Soon it was time to leave the Los Angeles area and we headed to Palm Springs. Many members of a kind of Corvette club had also chosen our motel:
In the evening we made a ride on the Palm Springs Aerial Tramway to near the top of San Jacinto Peak. View of the valley station:
The mountain station is located at some 8,500 feet (2,590 m) above mean sea level. Stunning view of Palm Springs and the area:
Can you see the masses of wind power stations?
The trams with a capacity of 80 passengers are the largest rotating trams in the world:
On the next day we passed through the Joshua Tree National Park...
...and made a stop at Lake Havasu City, Arizona. A popular tourist attraction is the London Bridge bought from the City of London in 1968:
Later in the day we stopped at Seligman, Arizona. The small town is said to be the birthplace of the Route 66's rejuvenation as a historic highway. Route 66 fans can find all kinds of stuff here:
In the evening we arrived at Williams, Arizona, near the South Rim of the Grand Canyon National Park. View from our hotel:
On the next morning it was time to visit the Grand Canyon. The views were breathtaking:
On the way to Lake Powell we crossed the Painted Desert, a broad area of badlands located in Northern Arizona.
Lake Powell is a reservoir on the Colorado River, straddling the border between Utah and Arizona. It is the second largest man-made reservoir in the United States and was created by the flooding of Glen Canyon by the controversial Glen Canyon Dam:
The Glen Canyon Dam Bridge is 700 feet (213 m) above the Colorado River, making it the 4th highest bridge in the United States:
In the evening we arrived at Kanab, Utah. Locals call it "Little Hollywood" due to its history as a filming location for many western movies and TV series.
On the way to the Bryce Canyon we passed through an area called Red Canyon where you can see a formation often referred to as Salt 'n' Pepper:
Despite its name, the Bryce Canyon is not actually a canyon, but rather a giant natural amphitheater created by erosion:
The next destination was the Zion Canyon National Park:
On the way to Las Vegas we passed through the Valley of Fire in Nevada.
Petroglyphs (ancient rock engravings) are present throughout the entire Valley of Fire State Park:
That small rock formation in the middle looks like Starship Enterprise, doesn't it? Btw – the movie Star Trek Generations was partly filmed in the Valley of Fire.
The next stop was Las Vegas - story to be continued.
Flying Air Canada was an average experience. I was very satisfied with the seating comfort and the cabin conditions, but the airline has to fix its ongoing IFE Problems soon. The choice of (available) movies should also be expanded. It's also necessary to properly handle the cabin lighting system.
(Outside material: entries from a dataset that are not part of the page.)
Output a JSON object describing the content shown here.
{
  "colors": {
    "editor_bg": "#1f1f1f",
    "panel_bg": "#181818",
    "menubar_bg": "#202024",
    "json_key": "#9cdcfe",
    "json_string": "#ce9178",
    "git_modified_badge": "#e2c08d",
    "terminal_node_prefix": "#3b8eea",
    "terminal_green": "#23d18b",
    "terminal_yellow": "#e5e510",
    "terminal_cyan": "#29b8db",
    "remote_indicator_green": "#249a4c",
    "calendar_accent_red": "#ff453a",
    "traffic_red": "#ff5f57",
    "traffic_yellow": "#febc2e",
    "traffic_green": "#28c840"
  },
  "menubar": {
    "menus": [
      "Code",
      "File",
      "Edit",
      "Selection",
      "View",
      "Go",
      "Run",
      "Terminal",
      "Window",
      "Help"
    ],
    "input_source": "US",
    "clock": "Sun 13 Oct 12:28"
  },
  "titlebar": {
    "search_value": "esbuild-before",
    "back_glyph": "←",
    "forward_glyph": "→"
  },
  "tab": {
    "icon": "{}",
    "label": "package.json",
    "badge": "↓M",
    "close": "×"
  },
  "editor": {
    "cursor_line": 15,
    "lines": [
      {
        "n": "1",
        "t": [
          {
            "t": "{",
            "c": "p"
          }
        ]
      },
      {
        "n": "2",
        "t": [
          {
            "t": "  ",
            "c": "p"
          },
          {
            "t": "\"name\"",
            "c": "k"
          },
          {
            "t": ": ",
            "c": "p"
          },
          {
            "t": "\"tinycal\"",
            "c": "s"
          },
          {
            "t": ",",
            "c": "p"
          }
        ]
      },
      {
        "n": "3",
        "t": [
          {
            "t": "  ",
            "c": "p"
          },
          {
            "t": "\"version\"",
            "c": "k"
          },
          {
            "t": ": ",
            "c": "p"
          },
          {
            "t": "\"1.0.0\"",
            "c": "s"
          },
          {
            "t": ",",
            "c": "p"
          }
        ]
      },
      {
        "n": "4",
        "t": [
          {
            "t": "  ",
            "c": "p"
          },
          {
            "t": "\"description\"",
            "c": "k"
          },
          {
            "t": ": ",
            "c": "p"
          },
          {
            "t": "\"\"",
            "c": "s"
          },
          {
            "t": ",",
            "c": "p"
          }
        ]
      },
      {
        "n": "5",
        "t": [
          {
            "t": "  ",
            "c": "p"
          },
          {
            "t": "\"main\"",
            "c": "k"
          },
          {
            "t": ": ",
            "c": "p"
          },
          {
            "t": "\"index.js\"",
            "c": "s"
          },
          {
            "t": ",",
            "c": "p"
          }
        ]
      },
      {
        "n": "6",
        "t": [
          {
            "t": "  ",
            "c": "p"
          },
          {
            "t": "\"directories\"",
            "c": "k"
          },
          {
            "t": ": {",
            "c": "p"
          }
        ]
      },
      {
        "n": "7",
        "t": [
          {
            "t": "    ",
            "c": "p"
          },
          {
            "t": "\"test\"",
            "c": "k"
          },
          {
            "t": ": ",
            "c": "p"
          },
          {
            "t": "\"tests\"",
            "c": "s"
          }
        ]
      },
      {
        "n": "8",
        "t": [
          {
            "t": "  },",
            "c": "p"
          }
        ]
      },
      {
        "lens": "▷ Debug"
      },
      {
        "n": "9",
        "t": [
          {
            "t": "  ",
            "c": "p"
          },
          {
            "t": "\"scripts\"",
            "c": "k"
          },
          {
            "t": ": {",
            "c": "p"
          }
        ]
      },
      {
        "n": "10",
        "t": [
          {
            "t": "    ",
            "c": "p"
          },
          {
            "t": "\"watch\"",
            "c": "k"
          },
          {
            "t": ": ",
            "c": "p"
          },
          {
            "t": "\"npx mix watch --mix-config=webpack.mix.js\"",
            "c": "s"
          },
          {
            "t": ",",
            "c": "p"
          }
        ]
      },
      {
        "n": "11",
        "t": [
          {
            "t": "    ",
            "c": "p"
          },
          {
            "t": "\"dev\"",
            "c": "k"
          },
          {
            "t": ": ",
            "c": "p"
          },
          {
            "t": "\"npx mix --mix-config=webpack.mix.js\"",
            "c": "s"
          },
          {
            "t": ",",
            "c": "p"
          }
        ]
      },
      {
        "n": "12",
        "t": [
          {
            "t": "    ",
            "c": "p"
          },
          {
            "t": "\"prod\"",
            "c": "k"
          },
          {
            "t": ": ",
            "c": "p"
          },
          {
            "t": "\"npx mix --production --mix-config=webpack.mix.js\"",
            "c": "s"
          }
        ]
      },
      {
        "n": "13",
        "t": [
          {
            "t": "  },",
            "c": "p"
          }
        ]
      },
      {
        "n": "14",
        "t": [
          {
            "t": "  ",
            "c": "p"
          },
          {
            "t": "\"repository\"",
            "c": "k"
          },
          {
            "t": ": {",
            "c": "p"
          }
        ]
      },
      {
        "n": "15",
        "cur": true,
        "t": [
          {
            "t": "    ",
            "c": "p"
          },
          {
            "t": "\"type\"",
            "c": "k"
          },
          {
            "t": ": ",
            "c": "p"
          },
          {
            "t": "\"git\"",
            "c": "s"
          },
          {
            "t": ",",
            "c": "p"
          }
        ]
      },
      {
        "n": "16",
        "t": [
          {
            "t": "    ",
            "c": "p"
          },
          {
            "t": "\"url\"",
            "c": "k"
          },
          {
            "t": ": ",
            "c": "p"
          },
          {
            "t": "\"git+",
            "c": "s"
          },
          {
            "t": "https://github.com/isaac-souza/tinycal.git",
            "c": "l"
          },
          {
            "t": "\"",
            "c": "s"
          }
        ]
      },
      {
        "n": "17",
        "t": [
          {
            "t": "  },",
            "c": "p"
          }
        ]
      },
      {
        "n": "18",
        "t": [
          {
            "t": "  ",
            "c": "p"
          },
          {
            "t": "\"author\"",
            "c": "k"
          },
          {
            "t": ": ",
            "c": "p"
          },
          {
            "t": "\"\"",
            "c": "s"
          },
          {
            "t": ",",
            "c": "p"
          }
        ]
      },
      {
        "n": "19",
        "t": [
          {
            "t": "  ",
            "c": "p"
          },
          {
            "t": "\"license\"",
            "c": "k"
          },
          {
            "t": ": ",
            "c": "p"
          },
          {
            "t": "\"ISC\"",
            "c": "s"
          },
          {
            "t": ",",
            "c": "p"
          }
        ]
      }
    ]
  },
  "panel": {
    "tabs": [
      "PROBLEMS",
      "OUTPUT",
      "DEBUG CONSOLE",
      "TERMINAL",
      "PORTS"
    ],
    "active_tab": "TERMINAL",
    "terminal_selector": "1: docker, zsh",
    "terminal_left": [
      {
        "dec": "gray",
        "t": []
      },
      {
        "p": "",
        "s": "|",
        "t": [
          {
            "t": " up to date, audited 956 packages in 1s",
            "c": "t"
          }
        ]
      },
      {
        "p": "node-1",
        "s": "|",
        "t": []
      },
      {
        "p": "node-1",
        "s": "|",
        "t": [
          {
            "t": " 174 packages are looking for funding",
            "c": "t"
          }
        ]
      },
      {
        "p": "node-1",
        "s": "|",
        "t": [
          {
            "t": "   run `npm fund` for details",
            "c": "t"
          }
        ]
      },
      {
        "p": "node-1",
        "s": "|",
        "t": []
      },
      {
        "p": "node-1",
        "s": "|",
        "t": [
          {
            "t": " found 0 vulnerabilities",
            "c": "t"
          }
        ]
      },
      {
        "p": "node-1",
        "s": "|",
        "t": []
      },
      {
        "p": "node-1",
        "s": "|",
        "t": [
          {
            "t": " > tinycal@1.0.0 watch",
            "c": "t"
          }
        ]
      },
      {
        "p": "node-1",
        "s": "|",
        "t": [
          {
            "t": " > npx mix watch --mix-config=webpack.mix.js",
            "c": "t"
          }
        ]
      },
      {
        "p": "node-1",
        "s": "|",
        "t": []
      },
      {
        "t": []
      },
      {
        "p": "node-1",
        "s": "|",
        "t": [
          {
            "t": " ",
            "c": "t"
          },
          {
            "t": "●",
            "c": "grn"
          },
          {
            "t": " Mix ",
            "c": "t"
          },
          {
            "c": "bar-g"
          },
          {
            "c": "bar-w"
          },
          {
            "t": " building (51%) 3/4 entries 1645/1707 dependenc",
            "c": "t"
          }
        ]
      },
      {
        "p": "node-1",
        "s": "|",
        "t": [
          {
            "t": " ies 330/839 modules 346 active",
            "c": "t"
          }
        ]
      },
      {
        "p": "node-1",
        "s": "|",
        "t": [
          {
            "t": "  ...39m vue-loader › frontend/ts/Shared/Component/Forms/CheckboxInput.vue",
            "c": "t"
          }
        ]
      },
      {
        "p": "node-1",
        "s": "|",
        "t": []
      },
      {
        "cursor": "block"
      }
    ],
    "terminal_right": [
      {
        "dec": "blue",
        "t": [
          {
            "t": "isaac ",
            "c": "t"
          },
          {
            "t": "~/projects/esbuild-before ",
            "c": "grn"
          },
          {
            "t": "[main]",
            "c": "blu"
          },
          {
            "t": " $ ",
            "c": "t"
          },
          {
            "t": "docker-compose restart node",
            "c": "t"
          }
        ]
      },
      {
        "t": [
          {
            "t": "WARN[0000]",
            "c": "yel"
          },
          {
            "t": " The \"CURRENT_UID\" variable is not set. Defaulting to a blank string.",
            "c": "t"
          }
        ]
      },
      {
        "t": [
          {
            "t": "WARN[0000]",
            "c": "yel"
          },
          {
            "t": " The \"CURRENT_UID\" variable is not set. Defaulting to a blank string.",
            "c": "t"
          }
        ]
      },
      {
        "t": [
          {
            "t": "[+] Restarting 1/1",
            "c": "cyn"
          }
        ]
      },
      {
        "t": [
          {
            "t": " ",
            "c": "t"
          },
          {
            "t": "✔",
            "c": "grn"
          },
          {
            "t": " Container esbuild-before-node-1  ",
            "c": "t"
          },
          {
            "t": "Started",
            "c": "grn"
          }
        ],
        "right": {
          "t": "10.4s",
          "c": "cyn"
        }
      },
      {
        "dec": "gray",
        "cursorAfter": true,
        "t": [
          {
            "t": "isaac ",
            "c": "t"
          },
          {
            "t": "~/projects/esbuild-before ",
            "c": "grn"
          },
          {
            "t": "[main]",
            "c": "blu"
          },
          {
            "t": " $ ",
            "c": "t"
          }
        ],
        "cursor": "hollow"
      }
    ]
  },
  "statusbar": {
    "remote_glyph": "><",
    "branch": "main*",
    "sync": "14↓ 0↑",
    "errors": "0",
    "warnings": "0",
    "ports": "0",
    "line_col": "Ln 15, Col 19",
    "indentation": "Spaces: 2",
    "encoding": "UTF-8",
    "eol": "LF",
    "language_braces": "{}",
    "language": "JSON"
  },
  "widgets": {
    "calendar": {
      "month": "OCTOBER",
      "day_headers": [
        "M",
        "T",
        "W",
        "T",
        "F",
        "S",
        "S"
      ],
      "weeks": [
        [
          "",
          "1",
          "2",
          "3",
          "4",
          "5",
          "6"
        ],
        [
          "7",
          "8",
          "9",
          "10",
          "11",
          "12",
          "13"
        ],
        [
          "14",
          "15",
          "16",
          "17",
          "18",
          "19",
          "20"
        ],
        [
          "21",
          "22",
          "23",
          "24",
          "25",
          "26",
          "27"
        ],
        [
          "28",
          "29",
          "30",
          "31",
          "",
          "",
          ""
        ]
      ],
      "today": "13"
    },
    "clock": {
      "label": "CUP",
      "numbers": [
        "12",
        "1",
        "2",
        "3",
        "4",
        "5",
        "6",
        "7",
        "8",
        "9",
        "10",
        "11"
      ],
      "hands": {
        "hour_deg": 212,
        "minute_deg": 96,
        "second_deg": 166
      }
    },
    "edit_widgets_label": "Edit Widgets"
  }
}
While the drink service was good in general, the food offerings were mostly disappointing, both in terms of quantity and quality. However, I cannot complain about the cabin crews and the ground staff - they were all very friendly and helpful. Yes, I would fly Air Canada again, but there are numerous better alternatives in the long-haul market.
Next report: LAS-SFO on Virgin America
P.S.: Just in case you missed them - other recent reports:
On Par With Air France? DTW-AMS-MUC, KLM A330
Goodbye, Red Tails! DC-9-40/50 & Chicago Tour
Champagne & World Of Coke: Air France A340 To ATL
"Mission A380": Disappointing Legs On BA/BD/EI
Delights Of Doha, 773 & 77W: DOH-DXB-LHR On EK
A380 Really a Step Forward? LHR-DXB-DOH On EK
Quality & Style: HKG-LHR On Air New Zealand 744
Taiwan Trio: TransAsia, UNI Air And The Taipei 101
"The Wings Of Taiwan": EVA Air A332, 744 Combi
SHA-SZX, Shanghai 757: Delayed By The Military
PEK-SHA, China Eastern A330 & Shanghai At Night
Striking Newcomer: Berlin-Beijing On Hainan A330
[Edited 2009-10-11 09:34:39]